● Action item
Line by line, set down the following material again exactly.
[Exercise input — start]
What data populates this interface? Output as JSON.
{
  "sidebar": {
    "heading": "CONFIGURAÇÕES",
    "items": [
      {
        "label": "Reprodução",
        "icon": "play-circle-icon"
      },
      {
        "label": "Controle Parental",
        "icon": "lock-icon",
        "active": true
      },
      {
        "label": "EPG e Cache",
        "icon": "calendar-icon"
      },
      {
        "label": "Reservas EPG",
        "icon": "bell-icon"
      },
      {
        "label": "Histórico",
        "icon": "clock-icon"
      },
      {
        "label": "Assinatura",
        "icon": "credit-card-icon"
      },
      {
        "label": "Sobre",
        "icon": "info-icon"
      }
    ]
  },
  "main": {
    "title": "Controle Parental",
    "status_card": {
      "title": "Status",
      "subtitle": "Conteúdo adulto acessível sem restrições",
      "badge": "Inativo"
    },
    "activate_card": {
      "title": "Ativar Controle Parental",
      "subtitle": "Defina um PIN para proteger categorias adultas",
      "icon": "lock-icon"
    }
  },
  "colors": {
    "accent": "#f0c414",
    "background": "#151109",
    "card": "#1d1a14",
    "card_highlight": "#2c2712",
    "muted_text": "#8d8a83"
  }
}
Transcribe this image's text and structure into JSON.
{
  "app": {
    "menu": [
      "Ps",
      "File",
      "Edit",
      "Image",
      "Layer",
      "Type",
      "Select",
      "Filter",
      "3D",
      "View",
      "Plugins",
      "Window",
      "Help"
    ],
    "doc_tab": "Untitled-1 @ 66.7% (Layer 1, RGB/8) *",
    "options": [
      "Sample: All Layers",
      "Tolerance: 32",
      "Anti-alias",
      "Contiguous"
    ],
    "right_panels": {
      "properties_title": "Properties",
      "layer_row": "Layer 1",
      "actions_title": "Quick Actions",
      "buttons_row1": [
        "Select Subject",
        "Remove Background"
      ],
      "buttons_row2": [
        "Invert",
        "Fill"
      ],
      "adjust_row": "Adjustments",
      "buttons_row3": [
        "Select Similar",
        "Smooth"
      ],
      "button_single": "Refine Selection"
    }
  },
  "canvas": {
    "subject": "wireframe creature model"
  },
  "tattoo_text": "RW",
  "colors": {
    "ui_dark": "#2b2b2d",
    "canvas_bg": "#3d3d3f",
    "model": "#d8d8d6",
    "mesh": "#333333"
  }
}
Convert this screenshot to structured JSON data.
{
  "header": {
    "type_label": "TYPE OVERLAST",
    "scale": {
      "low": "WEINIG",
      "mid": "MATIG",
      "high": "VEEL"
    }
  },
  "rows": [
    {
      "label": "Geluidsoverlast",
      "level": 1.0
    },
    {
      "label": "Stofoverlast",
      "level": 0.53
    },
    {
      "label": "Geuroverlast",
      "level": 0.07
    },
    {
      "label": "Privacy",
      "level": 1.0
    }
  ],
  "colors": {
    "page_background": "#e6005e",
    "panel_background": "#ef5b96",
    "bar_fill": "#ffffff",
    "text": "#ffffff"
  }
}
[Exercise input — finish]
● Task result
What data populates this interface? Output as JSON.
{
  "sidebar": {
    "heading": "CONFIGURAÇÕES",
    "items": [
      {
        "label": "Reprodução",
        "icon": "play-circle-icon"
      },
      {
        "label": "Controle Parental",
        "icon": "lock-icon",
        "active": true
      },
      {
        "label": "EPG e Cache",
        "icon": "calendar-icon"
      },
      {
        "label": "Reservas EPG",
        "icon": "bell-icon"
      },
      {
        "label": "Histórico",
        "icon": "clock-icon"
      },
      {
        "label": "Assinatura",
        "icon": "credit-card-icon"
      },
      {
        "label": "Sobre",
        "icon": "info-icon"
      }
    ]
  },
  "main": {
    "title": "Controle Parental",
    "status_card": {
      "title": "Status",
      "subtitle": "Conteúdo adulto acessível sem restrições",
      "badge": "Inativo"
    },
    "activate_card": {
      "title": "Ativar Controle Parental",
      "subtitle": "Defina um PIN para proteger categorias adultas",
      "icon": "lock-icon"
    }
  },
  "colors": {
    "accent": "#f0c414",
    "background": "#151109",
    "card": "#1d1a14",
    "card_highlight": "#2c2712",
    "muted_text": "#8d8a83"
  }
}
Transcribe this image's text and structure into JSON.
{
  "app": {
    "menu": [
      "Ps",
      "File",
      "Edit",
      "Image",
      "Layer",
      "Type",
      "Select",
      "Filter",
      "3D",
      "View",
      "Plugins",
      "Window",
      "Help"
    ],
    "doc_tab": "Untitled-1 @ 66.7% (Layer 1, RGB/8) *",
    "options": [
      "Sample: All Layers",
      "Tolerance: 32",
      "Anti-alias",
      "Contiguous"
    ],
    "right_panels": {
      "properties_title": "Properties",
      "layer_row": "Layer 1",
      "actions_title": "Quick Actions",
      "buttons_row1": [
        "Select Subject",
        "Remove Background"
      ],
      "buttons_row2": [
        "Invert",
        "Fill"
      ],
      "adjust_row": "Adjustments",
      "buttons_row3": [
        "Select Similar",
        "Smooth"
      ],
      "button_single": "Refine Selection"
    }
  },
  "canvas": {
    "subject": "wireframe creature model"
  },
  "tattoo_text": "RW",
  "colors": {
    "ui_dark": "#2b2b2d",
    "canvas_bg": "#3d3d3f",
    "model": "#d8d8d6",
    "mesh": "#333333"
  }
}
Convert this screenshot to structured JSON data.
{
  "header": {
    "type_label": "TYPE OVERLAST",
    "scale": {
      "low": "WEINIG",
      "mid": "MATIG",
      "high": "VEEL"
    }
  },
  "rows": [
    {
      "label": "Geluidsoverlast",
      "level": 1.0
    },
    {
      "label": "Stofoverlast",
      "level": 0.53
    },
    {
      "label": "Geuroverlast",
      "level": 0.07
    },
    {
      "label": "Privacy",
      "level": 1.0
    }
  ],
  "colors": {
    "page_background": "#e6005e",
    "panel_background": "#ef5b96",
    "bar_fill": "#ffffff",
    "text": "#ffffff"
  }
}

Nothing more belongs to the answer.